[Excerpted data — start]

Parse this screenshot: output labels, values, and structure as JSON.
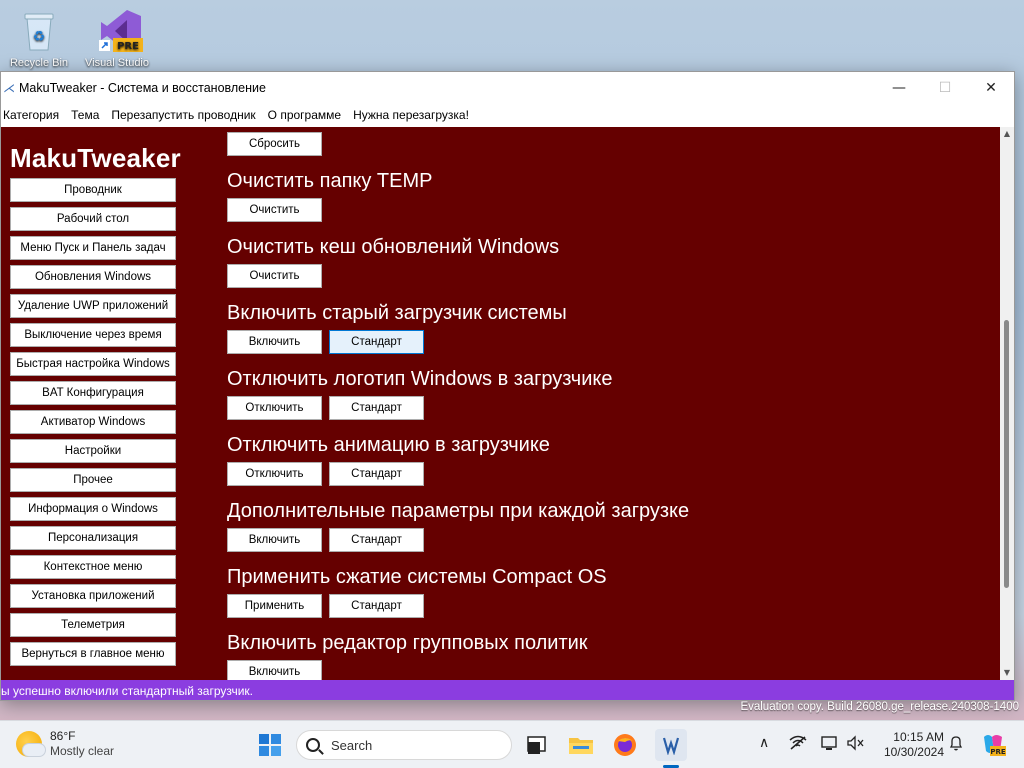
{
  "desktop": {
    "icons": [
      {
        "label": "Recycle Bin"
      },
      {
        "label": "Visual Studio",
        "badge": "PRE"
      }
    ],
    "evaluation_text": "Evaluation copy. Build 26080.ge_release.240308-1400"
  },
  "window": {
    "title": "MakuTweaker - Система и восстановление",
    "controls": {
      "minimize": "—",
      "maximize": "☐",
      "close": "✕"
    }
  },
  "menu": [
    "Категория",
    "Тема",
    "Перезапустить проводник",
    "О программе",
    "Нужна перезагрузка!"
  ],
  "sidebar": {
    "logo": "MakuTweaker",
    "items": [
      "Проводник",
      "Рабочий стол",
      "Меню Пуск и Панель задач",
      "Обновления Windows",
      "Удаление UWP приложений",
      "Выключение через время",
      "Быстрая настройка Windows",
      "BAT Конфигурация",
      "Активатор Windows",
      "Настройки",
      "Прочее",
      "Информация о Windows",
      "Персонализация",
      "Контекстное меню",
      "Установка приложений",
      "Телеметрия",
      "Вернуться в главное меню"
    ]
  },
  "main": {
    "top_button": "Сбросить",
    "sections": [
      {
        "title": "Очистить папку TEMP",
        "buttons": [
          "Очистить"
        ]
      },
      {
        "title": "Очистить кеш обновлений Windows",
        "buttons": [
          "Очистить"
        ]
      },
      {
        "title": "Включить старый загрузчик системы",
        "buttons": [
          "Включить",
          "Стандарт"
        ]
      },
      {
        "title": "Отключить логотип Windows в загрузчике",
        "buttons": [
          "Отключить",
          "Стандарт"
        ]
      },
      {
        "title": "Отключить анимацию в загрузчике",
        "buttons": [
          "Отключить",
          "Стандарт"
        ]
      },
      {
        "title": "Дополнительные параметры при каждой загрузке",
        "buttons": [
          "Включить",
          "Стандарт"
        ]
      },
      {
        "title": "Применить сжатие системы Compact OS",
        "buttons": [
          "Применить",
          "Стандарт"
        ]
      },
      {
        "title": "Включить редактор групповых политик",
        "buttons": [
          "Включить"
        ]
      }
    ]
  },
  "status": "ы успешно включили стандартный загрузчик.",
  "colors": {
    "content_bg": "#650000",
    "status_bg": "#8b3de0",
    "accent": "#0078d4"
  },
  "taskbar": {
    "weather_temp": "86°F",
    "weather_condition": "Mostly clear",
    "search_placeholder": "Search",
    "time": "10:15 AM",
    "date": "10/30/2024",
    "pinned": [
      "start-icon",
      "search",
      "task-view-icon",
      "file-explorer-icon",
      "firefox-icon",
      "makutweaker-icon"
    ]
  }
}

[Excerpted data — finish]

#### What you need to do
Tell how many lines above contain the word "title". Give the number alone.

#### Exercise answer
9